--- THE RECORDS ---

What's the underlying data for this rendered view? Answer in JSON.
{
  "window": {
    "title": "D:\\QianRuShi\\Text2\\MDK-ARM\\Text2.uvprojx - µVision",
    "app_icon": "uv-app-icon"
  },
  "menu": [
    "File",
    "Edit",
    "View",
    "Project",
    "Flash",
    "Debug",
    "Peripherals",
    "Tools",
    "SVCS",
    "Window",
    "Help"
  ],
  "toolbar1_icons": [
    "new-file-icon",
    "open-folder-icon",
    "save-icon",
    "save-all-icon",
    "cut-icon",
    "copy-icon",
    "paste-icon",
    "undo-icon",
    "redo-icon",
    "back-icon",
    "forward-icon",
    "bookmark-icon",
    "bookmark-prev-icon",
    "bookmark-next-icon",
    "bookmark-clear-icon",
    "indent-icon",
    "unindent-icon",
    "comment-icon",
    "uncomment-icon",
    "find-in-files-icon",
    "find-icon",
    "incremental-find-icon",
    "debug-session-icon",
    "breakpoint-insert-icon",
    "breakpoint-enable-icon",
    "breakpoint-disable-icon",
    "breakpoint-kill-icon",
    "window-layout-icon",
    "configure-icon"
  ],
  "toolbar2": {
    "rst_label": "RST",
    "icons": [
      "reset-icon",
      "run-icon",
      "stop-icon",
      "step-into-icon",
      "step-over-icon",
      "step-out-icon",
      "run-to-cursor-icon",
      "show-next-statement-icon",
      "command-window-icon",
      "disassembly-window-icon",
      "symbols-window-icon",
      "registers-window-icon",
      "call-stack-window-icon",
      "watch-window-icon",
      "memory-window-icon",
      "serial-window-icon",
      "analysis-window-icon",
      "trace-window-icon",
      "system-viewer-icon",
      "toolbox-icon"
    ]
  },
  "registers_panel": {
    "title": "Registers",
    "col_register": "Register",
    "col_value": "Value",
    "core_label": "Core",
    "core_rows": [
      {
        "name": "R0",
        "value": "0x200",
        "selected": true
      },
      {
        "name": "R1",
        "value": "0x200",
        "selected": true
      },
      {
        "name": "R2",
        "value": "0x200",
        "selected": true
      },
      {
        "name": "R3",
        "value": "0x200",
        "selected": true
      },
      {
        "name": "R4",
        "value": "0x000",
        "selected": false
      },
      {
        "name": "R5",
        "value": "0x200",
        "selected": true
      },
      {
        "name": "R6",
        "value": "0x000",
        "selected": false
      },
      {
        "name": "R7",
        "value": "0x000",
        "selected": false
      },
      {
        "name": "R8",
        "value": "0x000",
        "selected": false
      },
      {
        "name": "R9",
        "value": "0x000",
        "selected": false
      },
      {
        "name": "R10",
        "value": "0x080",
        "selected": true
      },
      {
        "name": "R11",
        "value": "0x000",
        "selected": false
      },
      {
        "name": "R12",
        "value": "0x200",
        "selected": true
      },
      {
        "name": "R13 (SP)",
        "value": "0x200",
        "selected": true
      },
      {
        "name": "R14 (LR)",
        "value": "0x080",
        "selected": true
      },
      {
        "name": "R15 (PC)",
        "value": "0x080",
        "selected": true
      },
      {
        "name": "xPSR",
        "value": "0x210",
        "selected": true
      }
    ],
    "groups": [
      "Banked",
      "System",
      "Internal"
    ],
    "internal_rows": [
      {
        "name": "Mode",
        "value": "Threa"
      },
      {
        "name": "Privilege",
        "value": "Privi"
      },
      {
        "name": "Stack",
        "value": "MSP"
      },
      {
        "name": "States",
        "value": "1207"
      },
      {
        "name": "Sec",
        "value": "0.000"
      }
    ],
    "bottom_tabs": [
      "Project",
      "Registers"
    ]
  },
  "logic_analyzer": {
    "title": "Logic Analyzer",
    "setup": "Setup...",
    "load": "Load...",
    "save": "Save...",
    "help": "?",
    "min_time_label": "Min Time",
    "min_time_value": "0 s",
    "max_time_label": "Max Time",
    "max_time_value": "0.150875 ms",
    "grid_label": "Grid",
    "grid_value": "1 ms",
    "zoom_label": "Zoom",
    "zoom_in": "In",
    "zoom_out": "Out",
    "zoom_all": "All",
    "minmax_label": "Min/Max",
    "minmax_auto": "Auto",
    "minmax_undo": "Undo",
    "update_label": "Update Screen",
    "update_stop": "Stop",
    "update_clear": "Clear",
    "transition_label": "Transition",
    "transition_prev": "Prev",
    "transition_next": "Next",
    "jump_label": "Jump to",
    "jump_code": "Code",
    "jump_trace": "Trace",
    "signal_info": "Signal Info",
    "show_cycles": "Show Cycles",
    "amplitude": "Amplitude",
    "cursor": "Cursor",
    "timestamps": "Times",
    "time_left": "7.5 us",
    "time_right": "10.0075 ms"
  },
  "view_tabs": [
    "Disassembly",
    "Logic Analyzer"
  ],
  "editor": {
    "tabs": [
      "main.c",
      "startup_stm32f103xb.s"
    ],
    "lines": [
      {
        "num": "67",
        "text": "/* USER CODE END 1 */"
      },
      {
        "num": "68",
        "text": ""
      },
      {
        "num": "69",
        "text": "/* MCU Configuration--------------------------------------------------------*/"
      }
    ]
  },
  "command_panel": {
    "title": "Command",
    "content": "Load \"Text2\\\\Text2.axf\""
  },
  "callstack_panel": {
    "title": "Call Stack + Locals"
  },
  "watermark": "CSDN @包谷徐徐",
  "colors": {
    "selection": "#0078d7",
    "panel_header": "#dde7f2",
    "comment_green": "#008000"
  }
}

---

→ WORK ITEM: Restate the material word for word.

→ TASK SOLUTION:
What's the underlying data for this rendered view? Answer in JSON.
{
  "window": {
    "title": "D:\\QianRuShi\\Text2\\MDK-ARM\\Text2.uvprojx - µVision",
    "app_icon": "uv-app-icon"
  },
  "menu": [
    "File",
    "Edit",
    "View",
    "Project",
    "Flash",
    "Debug",
    "Peripherals",
    "Tools",
    "SVCS",
    "Window",
    "Help"
  ],
  "toolbar1_icons": [
    "new-file-icon",
    "open-folder-icon",
    "save-icon",
    "save-all-icon",
    "cut-icon",
    "copy-icon",
    "paste-icon",
    "undo-icon",
    "redo-icon",
    "back-icon",
    "forward-icon",
    "bookmark-icon",
    "bookmark-prev-icon",
    "bookmark-next-icon",
    "bookmark-clear-icon",
    "indent-icon",
    "unindent-icon",
    "comment-icon",
    "uncomment-icon",
    "find-in-files-icon",
    "find-icon",
    "incremental-find-icon",
    "debug-session-icon",
    "breakpoint-insert-icon",
    "breakpoint-enable-icon",
    "breakpoint-disable-icon",
    "breakpoint-kill-icon",
    "window-layout-icon",
    "configure-icon"
  ],
  "toolbar2": {
    "rst_label": "RST",
    "icons": [
      "reset-icon",
      "run-icon",
      "stop-icon",
      "step-into-icon",
      "step-over-icon",
      "step-out-icon",
      "run-to-cursor-icon",
      "show-next-statement-icon",
      "command-window-icon",
      "disassembly-window-icon",
      "symbols-window-icon",
      "registers-window-icon",
      "call-stack-window-icon",
      "watch-window-icon",
      "memory-window-icon",
      "serial-window-icon",
      "analysis-window-icon",
      "trace-window-icon",
      "system-viewer-icon",
      "toolbox-icon"
    ]
  },
  "registers_panel": {
    "title": "Registers",
    "col_register": "Register",
    "col_value": "Value",
    "core_label": "Core",
    "core_rows": [
      {
        "name": "R0",
        "value": "0x200",
        "selected": true
      },
      {
        "name": "R1",
        "value": "0x200",
        "selected": true
      },
      {
        "name": "R2",
        "value": "0x200",
        "selected": true
      },
      {
        "name": "R3",
        "value": "0x200",
        "selected": true
      },
      {
        "name": "R4",
        "value": "0x000",
        "selected": false
      },
      {
        "name": "R5",
        "value": "0x200",
        "selected": true
      },
      {
        "name": "R6",
        "value": "0x000",
        "selected": false
      },
      {
        "name": "R7",
        "value": "0x000",
        "selected": false
      },
      {
        "name": "R8",
        "value": "0x000",
        "selected": false
      },
      {
        "name": "R9",
        "value": "0x000",
        "selected": false
      },
      {
        "name": "R10",
        "value": "0x080",
        "selected": true
      },
      {
        "name": "R11",
        "value": "0x000",
        "selected": false
      },
      {
        "name": "R12",
        "value": "0x200",
        "selected": true
      },
      {
        "name": "R13 (SP)",
        "value": "0x200",
        "selected": true
      },
      {
        "name": "R14 (LR)",
        "value": "0x080",
        "selected": true
      },
      {
        "name": "R15 (PC)",
        "value": "0x080",
        "selected": true
      },
      {
        "name": "xPSR",
        "value": "0x210",
        "selected": true
      }
    ],
    "groups": [
      "Banked",
      "System",
      "Internal"
    ],
    "internal_rows": [
      {
        "name": "Mode",
        "value": "Threa"
      },
      {
        "name": "Privilege",
        "value": "Privi"
      },
      {
        "name": "Stack",
        "value": "MSP"
      },
      {
        "name": "States",
        "value": "1207"
      },
      {
        "name": "Sec",
        "value": "0.000"
      }
    ],
    "bottom_tabs": [
      "Project",
      "Registers"
    ]
  },
  "logic_analyzer": {
    "title": "Logic Analyzer",
    "setup": "Setup...",
    "load": "Load...",
    "save": "Save...",
    "help": "?",
    "min_time_label": "Min Time",
    "min_time_value": "0 s",
    "max_time_label": "Max Time",
    "max_time_value": "0.150875 ms",
    "grid_label": "Grid",
    "grid_value": "1 ms",
    "zoom_label": "Zoom",
    "zoom_in": "In",
    "zoom_out": "Out",
    "zoom_all": "All",
    "minmax_label": "Min/Max",
    "minmax_auto": "Auto",
    "minmax_undo": "Undo",
    "update_label": "Update Screen",
    "update_stop": "Stop",
    "update_clear": "Clear",
    "transition_label": "Transition",
    "transition_prev": "Prev",
    "transition_next": "Next",
    "jump_label": "Jump to",
    "jump_code": "Code",
    "jump_trace": "Trace",
    "signal_info": "Signal Info",
    "show_cycles": "Show Cycles",
    "amplitude": "Amplitude",
    "cursor": "Cursor",
    "timestamps": "Times",
    "time_left": "7.5 us",
    "time_right": "10.0075 ms"
  },
  "view_tabs": [
    "Disassembly",
    "Logic Analyzer"
  ],
  "editor": {
    "tabs": [
      "main.c",
      "startup_stm32f103xb.s"
    ],
    "lines": [
      {
        "num": "67",
        "text": "/* USER CODE END 1 */"
      },
      {
        "num": "68",
        "text": ""
      },
      {
        "num": "69",
        "text": "/* MCU Configuration--------------------------------------------------------*/"
      }
    ]
  },
  "command_panel": {
    "title": "Command",
    "content": "Load \"Text2\\\\Text2.axf\""
  },
  "callstack_panel": {
    "title": "Call Stack + Locals"
  },
  "watermark": "CSDN @包谷徐徐",
  "colors": {
    "selection": "#0078d7",
    "panel_header": "#dde7f2",
    "comment_green": "#008000"
  }
}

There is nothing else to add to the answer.